Task details:
Go line by line through the data and copy those with the word "unlock".

[Data records for software interfaces]
----------------
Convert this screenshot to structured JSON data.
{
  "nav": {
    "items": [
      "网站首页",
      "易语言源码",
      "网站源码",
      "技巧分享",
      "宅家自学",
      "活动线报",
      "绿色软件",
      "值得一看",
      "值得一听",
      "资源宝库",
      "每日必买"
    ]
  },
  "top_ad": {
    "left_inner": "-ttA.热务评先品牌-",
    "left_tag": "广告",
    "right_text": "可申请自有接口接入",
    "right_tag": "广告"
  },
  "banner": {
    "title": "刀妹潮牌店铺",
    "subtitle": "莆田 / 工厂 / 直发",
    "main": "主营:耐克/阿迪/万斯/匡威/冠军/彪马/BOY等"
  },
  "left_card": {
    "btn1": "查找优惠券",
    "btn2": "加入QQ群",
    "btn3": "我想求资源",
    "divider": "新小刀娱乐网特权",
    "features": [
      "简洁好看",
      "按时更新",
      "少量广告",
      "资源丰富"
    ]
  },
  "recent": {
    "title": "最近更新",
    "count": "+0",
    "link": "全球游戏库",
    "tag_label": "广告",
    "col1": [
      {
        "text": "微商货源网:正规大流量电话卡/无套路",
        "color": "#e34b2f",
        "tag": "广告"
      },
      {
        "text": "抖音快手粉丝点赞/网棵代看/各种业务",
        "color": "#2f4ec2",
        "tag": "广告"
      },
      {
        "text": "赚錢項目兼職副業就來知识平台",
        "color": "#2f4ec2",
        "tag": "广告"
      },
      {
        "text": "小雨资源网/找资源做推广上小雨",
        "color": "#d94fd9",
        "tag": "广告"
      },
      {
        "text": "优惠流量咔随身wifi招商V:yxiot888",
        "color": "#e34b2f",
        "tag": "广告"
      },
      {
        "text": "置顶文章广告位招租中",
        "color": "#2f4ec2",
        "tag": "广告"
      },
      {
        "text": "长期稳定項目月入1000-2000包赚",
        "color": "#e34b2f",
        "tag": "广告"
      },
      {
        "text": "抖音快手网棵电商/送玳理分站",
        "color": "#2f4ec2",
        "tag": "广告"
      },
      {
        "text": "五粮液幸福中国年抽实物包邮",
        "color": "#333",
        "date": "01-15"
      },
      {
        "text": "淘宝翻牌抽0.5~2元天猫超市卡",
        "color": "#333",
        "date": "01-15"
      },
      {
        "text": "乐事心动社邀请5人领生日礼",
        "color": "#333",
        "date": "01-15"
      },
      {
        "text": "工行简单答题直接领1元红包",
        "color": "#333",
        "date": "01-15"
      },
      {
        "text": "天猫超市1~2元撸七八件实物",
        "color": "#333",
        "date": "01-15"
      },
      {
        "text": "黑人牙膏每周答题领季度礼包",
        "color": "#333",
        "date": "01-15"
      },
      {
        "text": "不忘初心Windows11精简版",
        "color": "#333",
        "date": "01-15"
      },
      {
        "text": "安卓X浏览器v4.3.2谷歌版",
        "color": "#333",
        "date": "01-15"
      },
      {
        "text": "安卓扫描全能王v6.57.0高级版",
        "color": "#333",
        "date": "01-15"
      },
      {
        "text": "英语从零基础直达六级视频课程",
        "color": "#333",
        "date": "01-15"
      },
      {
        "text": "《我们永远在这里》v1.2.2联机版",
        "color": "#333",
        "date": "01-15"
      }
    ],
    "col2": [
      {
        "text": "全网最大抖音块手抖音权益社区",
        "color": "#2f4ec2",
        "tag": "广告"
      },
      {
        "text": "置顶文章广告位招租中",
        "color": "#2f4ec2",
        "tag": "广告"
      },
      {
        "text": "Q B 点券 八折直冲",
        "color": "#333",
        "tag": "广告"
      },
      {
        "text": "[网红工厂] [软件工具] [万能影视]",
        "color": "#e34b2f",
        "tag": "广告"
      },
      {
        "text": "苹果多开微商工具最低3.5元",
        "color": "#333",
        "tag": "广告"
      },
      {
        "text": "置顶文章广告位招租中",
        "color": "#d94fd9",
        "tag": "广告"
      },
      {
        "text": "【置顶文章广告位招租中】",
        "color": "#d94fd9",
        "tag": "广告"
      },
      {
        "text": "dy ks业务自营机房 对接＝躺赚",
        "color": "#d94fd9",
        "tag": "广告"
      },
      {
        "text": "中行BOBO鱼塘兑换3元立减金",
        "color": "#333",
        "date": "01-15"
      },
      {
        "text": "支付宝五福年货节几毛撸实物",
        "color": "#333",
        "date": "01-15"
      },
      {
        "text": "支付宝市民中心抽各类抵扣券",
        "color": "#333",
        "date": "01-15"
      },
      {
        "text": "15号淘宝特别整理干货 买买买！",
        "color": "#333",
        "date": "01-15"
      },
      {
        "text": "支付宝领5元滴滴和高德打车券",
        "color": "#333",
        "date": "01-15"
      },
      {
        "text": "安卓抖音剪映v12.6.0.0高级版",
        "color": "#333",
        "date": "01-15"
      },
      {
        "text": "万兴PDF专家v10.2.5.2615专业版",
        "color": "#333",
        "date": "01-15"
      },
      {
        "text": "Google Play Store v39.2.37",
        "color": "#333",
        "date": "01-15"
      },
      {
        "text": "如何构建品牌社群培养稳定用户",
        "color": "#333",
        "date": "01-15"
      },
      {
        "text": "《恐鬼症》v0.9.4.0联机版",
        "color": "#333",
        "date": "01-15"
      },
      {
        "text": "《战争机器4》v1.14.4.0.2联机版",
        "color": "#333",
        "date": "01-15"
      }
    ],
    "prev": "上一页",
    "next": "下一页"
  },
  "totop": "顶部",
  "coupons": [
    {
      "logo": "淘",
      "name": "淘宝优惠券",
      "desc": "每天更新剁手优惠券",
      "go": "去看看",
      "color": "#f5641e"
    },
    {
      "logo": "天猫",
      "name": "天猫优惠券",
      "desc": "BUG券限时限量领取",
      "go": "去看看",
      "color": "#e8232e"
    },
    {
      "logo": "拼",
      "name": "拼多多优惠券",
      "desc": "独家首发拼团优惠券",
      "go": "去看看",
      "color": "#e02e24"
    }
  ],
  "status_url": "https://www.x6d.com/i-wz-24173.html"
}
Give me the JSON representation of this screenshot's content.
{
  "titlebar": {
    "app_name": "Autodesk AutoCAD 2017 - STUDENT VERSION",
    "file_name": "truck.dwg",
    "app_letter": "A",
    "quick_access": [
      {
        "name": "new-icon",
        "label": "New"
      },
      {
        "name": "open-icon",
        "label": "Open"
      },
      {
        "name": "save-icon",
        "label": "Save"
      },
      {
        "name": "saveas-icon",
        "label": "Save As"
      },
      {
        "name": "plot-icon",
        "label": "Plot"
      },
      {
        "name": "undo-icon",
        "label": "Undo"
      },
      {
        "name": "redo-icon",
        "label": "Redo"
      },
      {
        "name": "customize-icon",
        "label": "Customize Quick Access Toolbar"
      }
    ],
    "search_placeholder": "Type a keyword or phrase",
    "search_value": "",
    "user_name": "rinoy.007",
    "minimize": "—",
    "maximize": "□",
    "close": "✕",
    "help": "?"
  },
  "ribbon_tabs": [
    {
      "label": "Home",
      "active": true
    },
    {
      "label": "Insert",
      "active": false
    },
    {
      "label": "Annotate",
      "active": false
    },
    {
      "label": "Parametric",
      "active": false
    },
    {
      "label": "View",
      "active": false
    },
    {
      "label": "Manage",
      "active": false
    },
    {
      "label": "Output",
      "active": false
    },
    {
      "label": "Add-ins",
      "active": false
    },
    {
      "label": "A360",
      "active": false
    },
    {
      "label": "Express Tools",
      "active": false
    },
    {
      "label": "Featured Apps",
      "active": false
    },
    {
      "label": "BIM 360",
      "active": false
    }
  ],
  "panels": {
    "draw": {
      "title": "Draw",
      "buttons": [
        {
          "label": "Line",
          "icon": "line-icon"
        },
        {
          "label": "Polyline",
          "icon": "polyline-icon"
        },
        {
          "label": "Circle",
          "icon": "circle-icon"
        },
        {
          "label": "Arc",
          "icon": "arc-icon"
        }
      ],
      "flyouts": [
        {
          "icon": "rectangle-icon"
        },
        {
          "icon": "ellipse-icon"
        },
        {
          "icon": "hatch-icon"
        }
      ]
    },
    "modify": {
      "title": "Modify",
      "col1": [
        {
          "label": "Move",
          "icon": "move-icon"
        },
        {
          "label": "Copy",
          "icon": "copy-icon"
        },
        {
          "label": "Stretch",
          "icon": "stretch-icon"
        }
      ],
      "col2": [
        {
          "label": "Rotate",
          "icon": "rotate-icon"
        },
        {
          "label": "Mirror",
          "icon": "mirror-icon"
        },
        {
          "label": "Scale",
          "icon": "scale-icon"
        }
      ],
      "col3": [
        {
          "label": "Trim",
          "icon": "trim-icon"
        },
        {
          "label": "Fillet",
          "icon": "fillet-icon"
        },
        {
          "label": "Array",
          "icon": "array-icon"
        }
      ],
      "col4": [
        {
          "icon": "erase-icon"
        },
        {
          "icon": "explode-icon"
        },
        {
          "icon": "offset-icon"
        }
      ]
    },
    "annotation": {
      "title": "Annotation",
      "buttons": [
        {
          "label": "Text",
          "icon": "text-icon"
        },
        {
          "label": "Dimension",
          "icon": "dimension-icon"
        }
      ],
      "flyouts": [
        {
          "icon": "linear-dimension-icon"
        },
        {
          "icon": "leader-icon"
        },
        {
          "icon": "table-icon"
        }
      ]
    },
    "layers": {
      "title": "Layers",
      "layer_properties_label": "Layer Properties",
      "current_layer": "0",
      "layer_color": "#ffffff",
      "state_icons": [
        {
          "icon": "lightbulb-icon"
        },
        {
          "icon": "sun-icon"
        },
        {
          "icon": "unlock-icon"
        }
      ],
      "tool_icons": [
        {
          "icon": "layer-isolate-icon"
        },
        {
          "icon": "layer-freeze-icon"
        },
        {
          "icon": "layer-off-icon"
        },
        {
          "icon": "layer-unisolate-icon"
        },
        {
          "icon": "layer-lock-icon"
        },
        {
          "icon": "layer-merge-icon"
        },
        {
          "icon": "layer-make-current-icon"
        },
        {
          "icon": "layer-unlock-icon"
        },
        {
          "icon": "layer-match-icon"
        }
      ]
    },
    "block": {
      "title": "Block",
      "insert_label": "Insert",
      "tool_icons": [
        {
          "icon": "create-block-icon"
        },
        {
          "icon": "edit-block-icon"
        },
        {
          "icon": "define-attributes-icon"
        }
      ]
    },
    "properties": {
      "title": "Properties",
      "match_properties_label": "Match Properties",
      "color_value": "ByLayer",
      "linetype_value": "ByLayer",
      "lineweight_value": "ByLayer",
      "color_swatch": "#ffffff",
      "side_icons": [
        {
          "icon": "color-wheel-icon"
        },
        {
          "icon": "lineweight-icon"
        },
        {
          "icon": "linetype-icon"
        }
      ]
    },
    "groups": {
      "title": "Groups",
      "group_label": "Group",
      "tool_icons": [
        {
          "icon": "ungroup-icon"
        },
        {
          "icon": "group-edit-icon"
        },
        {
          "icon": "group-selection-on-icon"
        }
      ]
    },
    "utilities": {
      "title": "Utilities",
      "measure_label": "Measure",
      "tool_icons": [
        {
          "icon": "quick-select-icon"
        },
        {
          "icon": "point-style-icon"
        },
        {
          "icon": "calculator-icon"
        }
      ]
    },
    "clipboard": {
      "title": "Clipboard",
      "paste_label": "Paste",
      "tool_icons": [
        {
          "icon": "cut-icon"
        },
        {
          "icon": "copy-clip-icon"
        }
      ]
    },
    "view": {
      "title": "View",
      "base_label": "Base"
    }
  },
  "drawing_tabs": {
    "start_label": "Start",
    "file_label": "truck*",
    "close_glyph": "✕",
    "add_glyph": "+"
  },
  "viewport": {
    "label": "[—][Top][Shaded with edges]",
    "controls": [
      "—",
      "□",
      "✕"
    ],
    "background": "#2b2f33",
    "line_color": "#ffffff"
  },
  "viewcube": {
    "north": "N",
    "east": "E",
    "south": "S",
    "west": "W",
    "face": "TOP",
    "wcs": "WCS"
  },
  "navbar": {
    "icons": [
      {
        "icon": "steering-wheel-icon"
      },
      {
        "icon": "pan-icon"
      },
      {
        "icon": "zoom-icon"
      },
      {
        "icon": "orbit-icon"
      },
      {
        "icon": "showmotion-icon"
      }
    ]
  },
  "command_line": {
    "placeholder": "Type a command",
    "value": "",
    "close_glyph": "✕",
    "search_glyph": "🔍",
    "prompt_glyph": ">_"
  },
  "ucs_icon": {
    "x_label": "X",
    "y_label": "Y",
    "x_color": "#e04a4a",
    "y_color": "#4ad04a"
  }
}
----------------
Worked solution:
          "icon": "unlock-icon"
          "icon": "layer-unlock-icon"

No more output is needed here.